328
329See also `<#documenting-your-commands>`_.
330
331Returning results
332-----------------
333
334Most commands print something. The traditional straightforward way is this::
335
336    def foo():
337        print('hello')
338        print('world')
339
340However, this approach has a couple of flaws:
341
342    * it is difficult to test functions that print results: you are bound to
343      doctests or need to mess with replacing stdout;
344    * terminals and pipes frequently have different requirements for encoding,
345      so Unicode output may break the pipe (e.g. ``$ foo.py test | wc -l``). Of
346      course you don't want to do the checks on every `print` statement.
347
348Good news: if you return a string, `Argh` will take care of the encoding::
349
350    def foo():
351        return 'привет'
352
353But what about multiple print statements?  Collecting the output in a list
354and bulk-processing it at the end would suffice.  Actually you can simply
355return a list and `Argh` will take care of it::
356
357    def foo():
358        return ['hello', 'world']
359
360.. note::
361
362    If you return a string, it is printed as is.  A list or tuple is iterated
363    and printed line by line. This is how :func:`dispatcher
364    <argh.dispatching.dispatch>` works.
365
366This is fine, but what about non-linear code with if/else, exceptions and
367interactive prompts? Well, you don't need to manage the stack of results within
368the function. Just convert it to a generator and `Argh` will do the rest::
369
370    def foo():
371        yield 'hello'
372        yield 'world'
373
374Syntactically this is exactly the same as the first example, only with `yield`
375instead of `print`. But the function becomes much more flexible.
376
377.. hint::
378
379    If your command is likely to output Unicode and be used in pipes, you
380    should definitely use the last approach.
381
382Exceptions
383----------
384
385Usually you only want to display the traceback on unexpected exceptions. If you
386know that something can be wrong, you'll probably handle it this way::
387
388    def show_item(key):
389        try:
390            item = items[key]
391        except KeyError as error:
392            print(e)    # hide the traceback
393            sys.exit()  # bail out (unsafe!)
394        else:
395            ... do something ...
396            print(item)
397
398This works, but the print-and-exit tasks are repetitive; moreover, there are

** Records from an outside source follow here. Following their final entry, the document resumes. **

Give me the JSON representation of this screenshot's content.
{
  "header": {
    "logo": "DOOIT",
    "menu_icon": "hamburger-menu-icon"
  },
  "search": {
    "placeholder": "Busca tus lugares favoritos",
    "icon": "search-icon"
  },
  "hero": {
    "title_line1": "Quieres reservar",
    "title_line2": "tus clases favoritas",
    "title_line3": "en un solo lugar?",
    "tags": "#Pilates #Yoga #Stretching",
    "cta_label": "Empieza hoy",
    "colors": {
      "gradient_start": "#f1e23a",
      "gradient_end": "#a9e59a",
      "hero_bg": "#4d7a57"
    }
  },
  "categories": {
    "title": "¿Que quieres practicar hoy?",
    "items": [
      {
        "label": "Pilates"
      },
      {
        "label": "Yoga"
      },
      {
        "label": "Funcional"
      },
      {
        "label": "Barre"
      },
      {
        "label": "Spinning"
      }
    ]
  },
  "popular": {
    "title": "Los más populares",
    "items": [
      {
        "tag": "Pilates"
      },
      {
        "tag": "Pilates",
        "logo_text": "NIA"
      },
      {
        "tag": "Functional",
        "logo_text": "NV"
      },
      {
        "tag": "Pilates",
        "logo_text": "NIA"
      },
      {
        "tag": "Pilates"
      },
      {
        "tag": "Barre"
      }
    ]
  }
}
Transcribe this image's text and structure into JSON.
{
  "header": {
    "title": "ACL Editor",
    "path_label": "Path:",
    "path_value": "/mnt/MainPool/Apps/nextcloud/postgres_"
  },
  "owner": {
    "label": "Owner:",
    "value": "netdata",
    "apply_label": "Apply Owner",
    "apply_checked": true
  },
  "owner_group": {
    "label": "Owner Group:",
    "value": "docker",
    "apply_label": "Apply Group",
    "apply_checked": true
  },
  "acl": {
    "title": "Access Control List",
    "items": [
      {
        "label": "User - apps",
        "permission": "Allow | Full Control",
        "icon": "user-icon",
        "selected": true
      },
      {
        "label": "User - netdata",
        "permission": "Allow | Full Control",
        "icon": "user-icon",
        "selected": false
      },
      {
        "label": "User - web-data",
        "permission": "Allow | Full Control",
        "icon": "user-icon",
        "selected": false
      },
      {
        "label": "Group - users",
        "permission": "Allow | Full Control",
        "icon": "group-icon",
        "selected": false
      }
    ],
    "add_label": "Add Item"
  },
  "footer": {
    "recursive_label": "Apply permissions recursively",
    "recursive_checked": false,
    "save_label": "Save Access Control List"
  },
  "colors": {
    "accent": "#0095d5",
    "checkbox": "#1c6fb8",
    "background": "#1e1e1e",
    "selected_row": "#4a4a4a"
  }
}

399cases when you don't want to raise `SystemExit` and just need to collect the
400output in a uniform way. Use :class:`~argh.exceptions.CommandError`::
401
402    def show_item(key):
403        try:
404            item = items[key]
405        except KeyError as error:
406            raise CommandError(error)  # bail out, hide traceback
407        else:
408            ... do something ...
409            return item
410
411`Argh` will wrap this exception and choose the right way to display its
412message (depending on how :func:`~argh.dispatching.dispatch` was called).
413
414Decorator :func:`~argh.decorators.wrap_errors` reduces the code even further::
415
416    @wrap_errors([KeyError])  # catch KeyError, show the message, hide traceback
417    def show_item(key):
418        return items[key]     # raise KeyError
419
420Of course it should be used with care in more complex commands.
421
422The decorator accepts a list as its first argument, so multiple commands can be
423specified.  It also allows plugging in a preprocessor for the catched errors::
424
425    @wrap_errors(processor=lambda excinfo: 'ERR: {0}'.format(excinfo))
426    def func():
427        raise CommandError('some error')
428
429The command above will print `ERR: some error`.